- _Exercise prompt_:
Could you say how many lines below contain the word "index"? Give the number with no other text.
━━━
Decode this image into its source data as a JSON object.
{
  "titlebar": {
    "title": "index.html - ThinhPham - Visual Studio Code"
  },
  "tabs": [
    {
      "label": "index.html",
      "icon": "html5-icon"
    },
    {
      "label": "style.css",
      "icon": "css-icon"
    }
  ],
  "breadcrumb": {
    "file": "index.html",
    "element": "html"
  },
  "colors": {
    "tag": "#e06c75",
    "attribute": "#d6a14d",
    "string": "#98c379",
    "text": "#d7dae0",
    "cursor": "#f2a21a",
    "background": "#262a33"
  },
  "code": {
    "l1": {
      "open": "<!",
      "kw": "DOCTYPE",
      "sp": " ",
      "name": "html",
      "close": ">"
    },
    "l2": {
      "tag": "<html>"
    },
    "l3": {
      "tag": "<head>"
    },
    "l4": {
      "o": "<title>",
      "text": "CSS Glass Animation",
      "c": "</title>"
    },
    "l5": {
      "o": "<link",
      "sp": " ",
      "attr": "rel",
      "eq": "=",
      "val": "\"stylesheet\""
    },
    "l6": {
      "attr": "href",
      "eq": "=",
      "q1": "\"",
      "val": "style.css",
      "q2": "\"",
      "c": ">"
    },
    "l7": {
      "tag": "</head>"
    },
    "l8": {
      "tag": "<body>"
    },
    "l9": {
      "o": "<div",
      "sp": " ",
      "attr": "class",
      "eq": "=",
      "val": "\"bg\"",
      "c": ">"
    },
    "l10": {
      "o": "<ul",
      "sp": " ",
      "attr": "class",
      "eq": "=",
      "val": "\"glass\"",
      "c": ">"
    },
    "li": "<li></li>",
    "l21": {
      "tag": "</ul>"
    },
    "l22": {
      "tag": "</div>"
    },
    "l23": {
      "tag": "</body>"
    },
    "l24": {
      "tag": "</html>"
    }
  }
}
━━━
- _Exercise result_:
3